Alan Weiss’s Monday Morning Memo® – 05/11/2020
Our great blue heron has returned for the season. It looks like a pterodactyl in flight. It can stand in the pond for hours awaiting a fish to swim by, it doesn’t check email. It’s occasionally joined by an egret, a cormorant, and even an osprey, so I know we have fish, even when I don’t see them easily. These birds are not here for conversation, though they do seem to practice social distancing.
We have two sets of goslings, two with one pair of geese, and three with another, that we know of. During the summer, the parents teach the kids to fly by moving to the far end of the pond and then gaining air speed across the two acres.
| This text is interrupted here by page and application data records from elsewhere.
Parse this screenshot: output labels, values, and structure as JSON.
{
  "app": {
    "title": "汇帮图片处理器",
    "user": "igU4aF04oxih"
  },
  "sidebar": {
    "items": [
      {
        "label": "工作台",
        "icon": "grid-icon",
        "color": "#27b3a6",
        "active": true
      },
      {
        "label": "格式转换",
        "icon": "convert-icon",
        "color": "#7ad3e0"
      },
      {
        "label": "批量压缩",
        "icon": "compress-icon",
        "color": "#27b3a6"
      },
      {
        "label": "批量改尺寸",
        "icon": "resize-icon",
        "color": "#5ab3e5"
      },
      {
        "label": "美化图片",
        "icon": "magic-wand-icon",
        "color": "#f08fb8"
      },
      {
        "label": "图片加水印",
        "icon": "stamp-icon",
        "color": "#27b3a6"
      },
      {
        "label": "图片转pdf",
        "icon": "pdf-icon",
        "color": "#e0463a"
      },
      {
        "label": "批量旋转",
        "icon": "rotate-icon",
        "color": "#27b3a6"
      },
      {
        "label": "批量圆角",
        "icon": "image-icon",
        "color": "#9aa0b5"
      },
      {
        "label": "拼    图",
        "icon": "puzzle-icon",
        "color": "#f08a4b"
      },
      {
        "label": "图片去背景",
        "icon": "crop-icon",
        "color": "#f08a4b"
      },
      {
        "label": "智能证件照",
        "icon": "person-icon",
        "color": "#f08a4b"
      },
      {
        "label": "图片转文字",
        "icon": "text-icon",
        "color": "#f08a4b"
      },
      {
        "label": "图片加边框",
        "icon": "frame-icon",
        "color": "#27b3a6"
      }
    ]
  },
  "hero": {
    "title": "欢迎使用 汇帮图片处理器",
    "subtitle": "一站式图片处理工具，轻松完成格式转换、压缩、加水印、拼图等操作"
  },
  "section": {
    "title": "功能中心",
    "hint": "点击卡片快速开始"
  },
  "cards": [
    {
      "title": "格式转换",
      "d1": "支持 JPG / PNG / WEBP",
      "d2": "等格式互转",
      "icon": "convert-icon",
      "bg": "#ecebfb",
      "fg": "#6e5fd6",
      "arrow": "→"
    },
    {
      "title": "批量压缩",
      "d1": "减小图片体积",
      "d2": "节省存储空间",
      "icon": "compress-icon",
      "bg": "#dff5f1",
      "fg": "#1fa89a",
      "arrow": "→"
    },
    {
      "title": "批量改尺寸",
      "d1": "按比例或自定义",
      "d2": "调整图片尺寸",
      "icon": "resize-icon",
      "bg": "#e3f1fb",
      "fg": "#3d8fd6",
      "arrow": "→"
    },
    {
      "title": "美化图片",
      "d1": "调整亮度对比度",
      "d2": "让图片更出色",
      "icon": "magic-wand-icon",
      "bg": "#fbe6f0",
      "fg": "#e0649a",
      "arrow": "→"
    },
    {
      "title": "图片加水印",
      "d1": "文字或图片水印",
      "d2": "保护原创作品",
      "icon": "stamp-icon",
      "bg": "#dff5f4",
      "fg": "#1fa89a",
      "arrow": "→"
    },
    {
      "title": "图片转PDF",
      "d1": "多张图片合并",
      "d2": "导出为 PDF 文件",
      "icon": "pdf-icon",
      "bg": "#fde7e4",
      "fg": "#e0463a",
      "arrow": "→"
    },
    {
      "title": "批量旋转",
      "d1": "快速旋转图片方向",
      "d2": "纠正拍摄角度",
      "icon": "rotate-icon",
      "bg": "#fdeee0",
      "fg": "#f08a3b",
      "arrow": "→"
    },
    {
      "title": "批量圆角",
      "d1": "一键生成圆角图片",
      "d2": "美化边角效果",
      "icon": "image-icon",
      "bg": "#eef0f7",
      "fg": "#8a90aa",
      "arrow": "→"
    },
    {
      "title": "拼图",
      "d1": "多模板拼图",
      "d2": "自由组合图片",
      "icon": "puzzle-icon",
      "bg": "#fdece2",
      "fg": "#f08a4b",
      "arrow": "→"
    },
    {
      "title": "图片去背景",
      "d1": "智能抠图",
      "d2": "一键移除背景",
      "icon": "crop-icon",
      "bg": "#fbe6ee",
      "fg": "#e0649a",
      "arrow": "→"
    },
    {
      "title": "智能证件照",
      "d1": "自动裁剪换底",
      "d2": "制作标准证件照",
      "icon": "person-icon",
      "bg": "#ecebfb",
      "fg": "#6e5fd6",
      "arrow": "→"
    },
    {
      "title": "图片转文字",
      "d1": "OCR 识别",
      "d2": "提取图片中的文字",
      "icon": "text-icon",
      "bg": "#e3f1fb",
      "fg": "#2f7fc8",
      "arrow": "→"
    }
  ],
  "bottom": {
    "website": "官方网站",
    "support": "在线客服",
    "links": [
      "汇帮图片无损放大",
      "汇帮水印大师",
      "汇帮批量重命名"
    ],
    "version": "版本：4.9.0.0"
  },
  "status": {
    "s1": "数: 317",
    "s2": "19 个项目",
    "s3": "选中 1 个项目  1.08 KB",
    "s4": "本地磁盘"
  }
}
Geese tend to raise their young where they were raised.
We have at least three huge snapping turtles, which I know because I see two different females laying eggs. A week ago, my wife saw a smaller one, my guess is a “teenager,” which is very rare, and I’d think it was off in search of its own territory. Like most turtles, they lay thousands of eggs, most of which are eaten by predators. This guy made it.
I’ve been reading that coyotes and goats, bears and foxes, have been seen in very urban areas, as they try to find out why we’ve been so absent. I think it’s pretty funny that zoo animals, in modern “habitats,” are roaming around while the rest of us are “caged.” I’m waiting for a couple of lions to peer in my windows.
But the air is cleaner, the water is clearer, and the constant hustle is gone. We’ll be back to it soon enough, but wouldn’t it be great if we all learned to be closer to nature and respectful of the contributions of our environments?
That, to me, is spirituality.
By having a reverence for life, we enter into a spiritual relation with the world. By practicing reverence for life we become good, deep, and alive.—Albert Schweitzer